What I will say from here, this movie actually has some interesting arthouse aspects to it. When get this scene where Carmilla thinks she has blood on her dress. She sees this when she’s looking in the mirror. It drives her mad to break the mirror and break down. We also get another with a nightmare that Georgia is having. I thought that was cool, especially since most of it is in black and white, but there is red that is popping. Aside from that there aren’t a lot of effects, but what we get is good along with the cinematography.

From here I should go to the acting. I would say that we have really two stars in Ferrer and Stroyberg. The former is good as someone who does love his cousin Carmilla. He thinks that they can still be close where she knows that is no longer possible. I don’t think he is doing anything wrong though. Stroyberg does a great job at playing this mentally disturb woman who doesn’t know who she is or what she should do. Martinelli and the rest of the cast do round this out for what is needed.

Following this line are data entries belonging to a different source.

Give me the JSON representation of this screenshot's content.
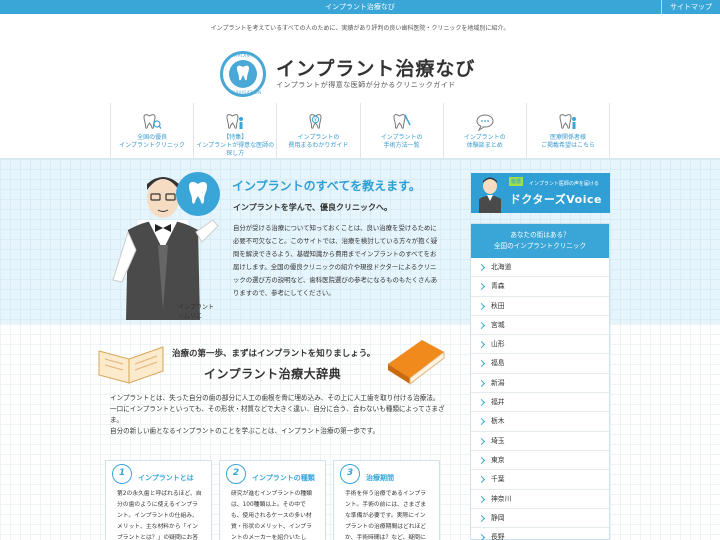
{
  "topbar": {
    "title": "インプラント治療なび",
    "sitemap": "サイトマップ"
  },
  "header": {
    "tagline": "インプラントを考えているすべての人のために、実績があり評判の良い歯科医院・クリニックを地域別に紹介。",
    "logo_title": "インプラント治療なび",
    "logo_subtitle": "インプラントが得意な医師が分かるクリニックガイド",
    "logo_ring_text": "IMPLANT",
    "logo_ring_text_b": "NAVIGATION"
  },
  "nav": [
    {
      "label": "全国の優良\nインプラントクリニック",
      "icon": "tooth-search-icon"
    },
    {
      "label": "【特集】\nインプラントが得意な医師の\n探し方",
      "icon": "tooth-doctor-icon"
    },
    {
      "label": "インプラントの\n費用まるわかりガイド",
      "icon": "tooth-yen-icon"
    },
    {
      "label": "インプラントの\n手術方法一覧",
      "icon": "tooth-tool-icon"
    },
    {
      "label": "インプラントの\n体験談まとめ",
      "icon": "speech-bubble-icon"
    },
    {
      "label": "医療関係者様\nご掲載希望はこちら",
      "icon": "tooth-staff-icon"
    }
  ],
  "hero": {
    "title": "インプラントのすべてを教えます。",
    "subtitle": "インプラントを学んで、優良クリニックへ。",
    "body": "自分が受ける治療について知っておくことは、良い治療を受けるために必要不可欠なこと。このサイトでは、治療を検討している方々が抱く疑問を解決できるよう、基礎知識から費用までインプラントのすべてをお届けします。全国の優良クリニックの紹介や現役ドクターによるクリニックの選び方の説明など、歯科医院選びの参考になるものもたくさんありますので、参考にしてください。",
    "caption": "インプラント\nソムリエ"
  },
  "section": {
    "lead": "治療の第一歩、まずはインプラントを知りましょう。",
    "title": "インプラント治療大辞典",
    "body1": "インプラントとは、失った自分の歯の部分に人工の歯根を骨に埋め込み、その上に人工歯を取り付ける治療法。",
    "body2": "一口にインプラントといっても、その形状・材質などで大きく違い、自分に合う、合わないも種類によってさまざま。",
    "body3": "自分の新しい歯となるインプラントのことを学ぶことは、インプラント治療の第一歩です。"
  },
  "cards": [
    {
      "num": "1",
      "title": "インプラントとは",
      "body": "第2の永久歯と呼ばれるほど、自分の歯のように使えるインプラント。インプラントの仕組み、メリット、主な材料から「インプラントとは？」の疑問にお答えしま"
    },
    {
      "num": "2",
      "title": "インプラントの種類",
      "body": "研究が進むインプラントの種類は、100種類以上。その中でも、使用されるケースの多い材質・形状のメリット、インプラントのメーカーを紹介いたし"
    },
    {
      "num": "3",
      "title": "治療期間",
      "body": "手術を伴う治療であるインプラント。手術の前には、さまざまな準備が必要です。実際にインプラントの治療期間はどれほどか、手術時間は？など、疑問にお答えしま"
    }
  ],
  "banner": {
    "tag": "厳選",
    "tag2": "インプラント医師の声を届ける",
    "title": "ドクターズVoice"
  },
  "region": {
    "head1": "あなたの街はある？",
    "head2": "全国のインプラントクリニック",
    "items": [
      "北海道",
      "青森",
      "秋田",
      "宮城",
      "山形",
      "福島",
      "新潟",
      "福井",
      "栃木",
      "埼玉",
      "東京",
      "千葉",
      "神奈川",
      "静岡",
      "長野"
    ]
  },
  "colors": {
    "accent": "#3aa6d8",
    "hero_bg": "#e6f4fb",
    "orange": "#f08a1c"
  }
}
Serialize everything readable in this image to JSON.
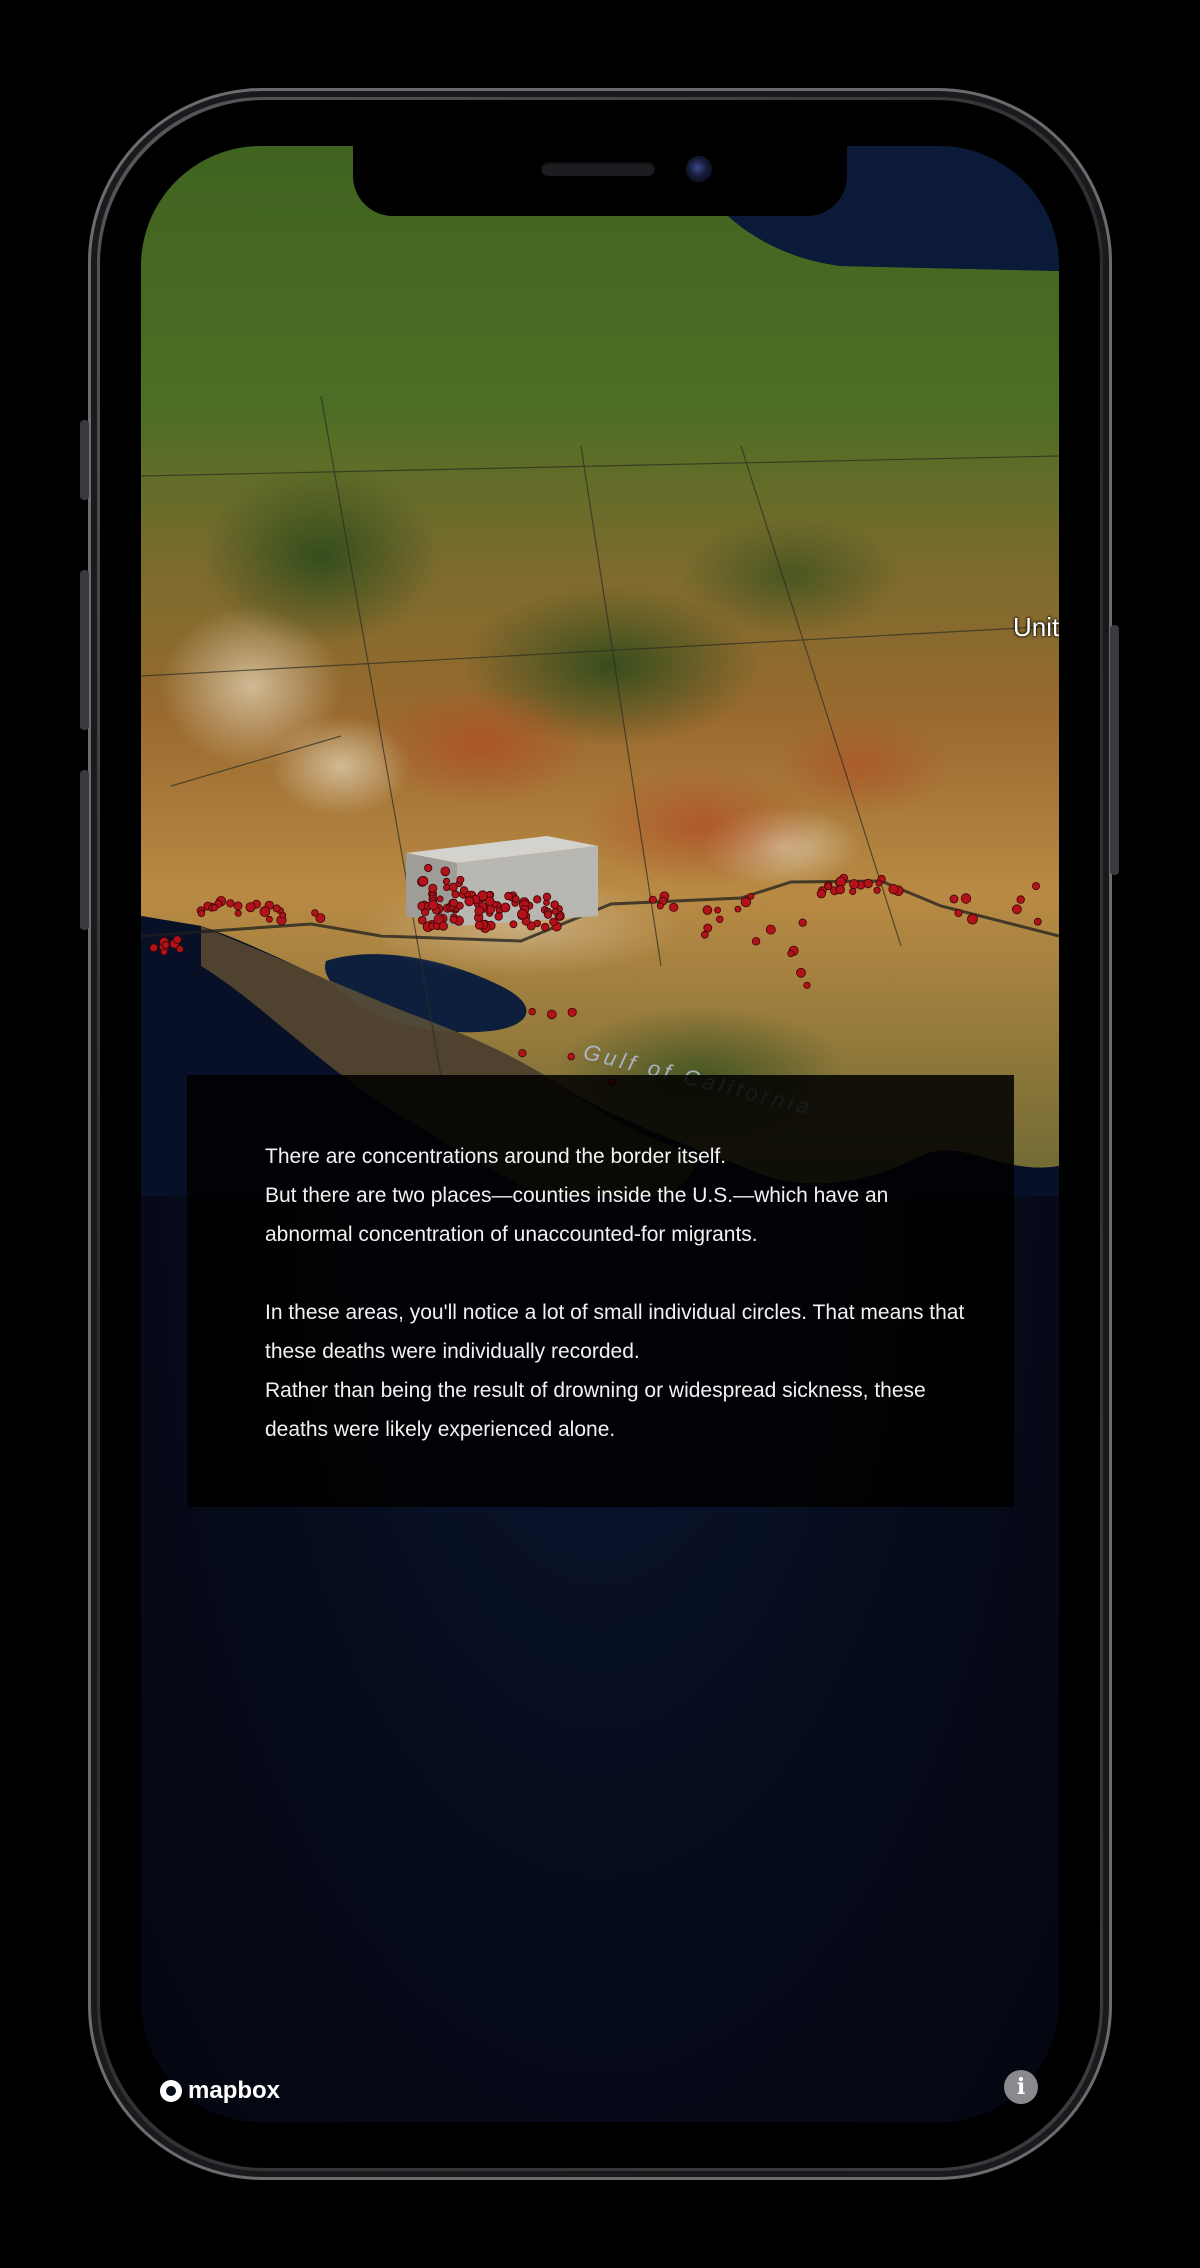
{
  "map": {
    "country_label": "Unit",
    "water_label": "Gulf of California",
    "attribution_logo": "mapbox",
    "info_button_glyph": "i",
    "marker_color": "#b3121a"
  },
  "story": {
    "paragraphs": [
      "There are concentrations around the border itself.",
      "But there are two places—counties inside the U.S.—which have an abnormal concentration of unaccounted-for migrants.",
      "In these areas, you'll notice a lot of small individual circles. That means that these deaths were individually recorded.",
      "Rather than being the result of drowning or widespread sickness, these deaths were likely experienced alone."
    ]
  }
}
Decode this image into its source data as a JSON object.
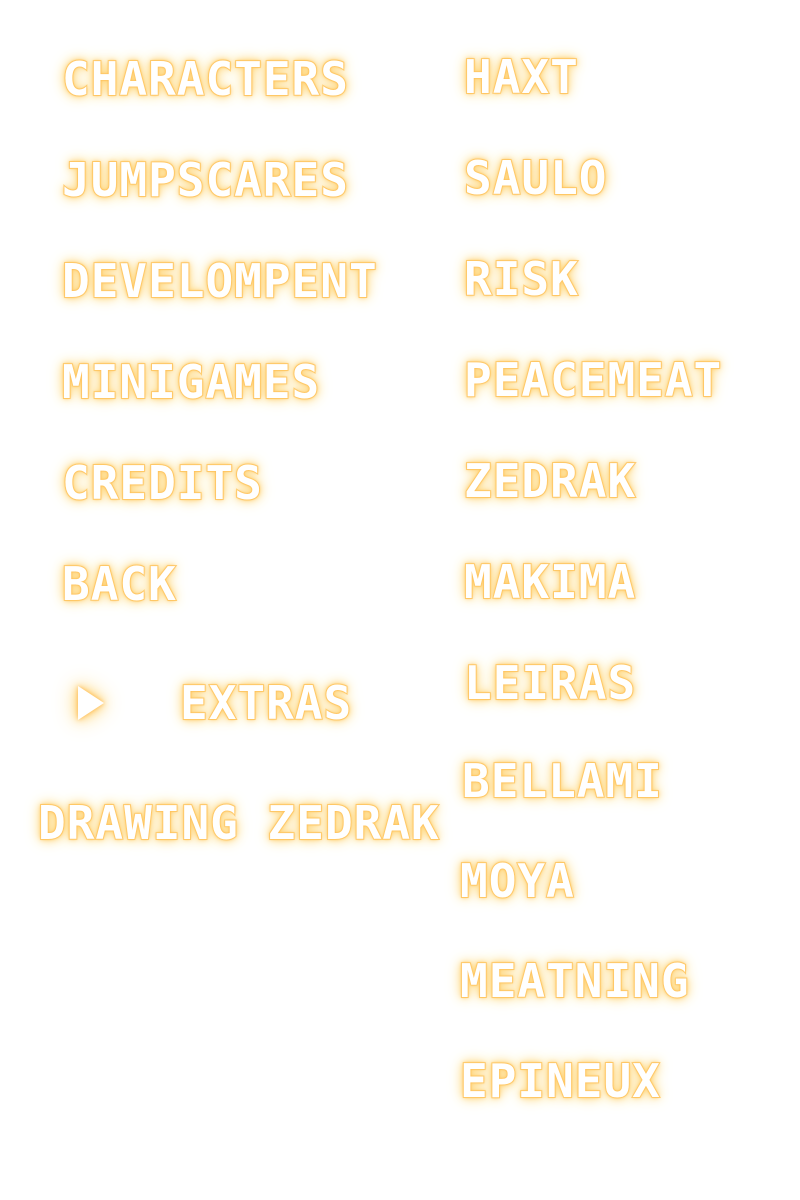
{
  "menu": {
    "left_items": [
      {
        "label": "CHARACTERS"
      },
      {
        "label": "JUMPSCARES"
      },
      {
        "label": "DEVELOMPENT"
      },
      {
        "label": "MINIGAMES"
      },
      {
        "label": "CREDITS"
      },
      {
        "label": "BACK"
      }
    ],
    "selected_label": "EXTRAS",
    "subtitle": "DRAWING ZEDRAK",
    "cursor_icon": "triangle-right-icon"
  },
  "characters": {
    "items": [
      {
        "label": "HAXT"
      },
      {
        "label": "SAULO"
      },
      {
        "label": "RISK"
      },
      {
        "label": "PEACEMEAT"
      },
      {
        "label": "ZEDRAK"
      },
      {
        "label": "MAKIMA"
      },
      {
        "label": "LEIRAS"
      },
      {
        "label": "BELLAMI"
      },
      {
        "label": "MOYA"
      },
      {
        "label": "MEATNING"
      },
      {
        "label": "EPINEUX"
      }
    ]
  },
  "colors": {
    "text": "#ffffff",
    "glow": "#ffc566"
  }
}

The last thing that I briefly wanted to go over would be the soundtrack. I really like the music selections, especially the harp that is used. It really just fits the timeless vibe this movie is trying to give off. We’re in a modern world, but exploring things from the past and I think that the sound design really helps there.

So now with that said I’m glad that I gave this a second watch. I think that we have an interesting concept here to modernize this novel while exploring some interesting things. I do think they toned down some of the themes and ideas from the story though, bringing more of a look at mental illness here that does keep me interested. The story is lacking a bit. It does fly by with its 75 minute runtime. I think the acting is good and there’s a bit of arthouse flair to it with the soundtrack helping there as well. After this second viewing, my rating here is still as an above average movie overall. Just really lacking some things for me to go higher, but I do still enjoy this one.


My Rating: 7 out of 10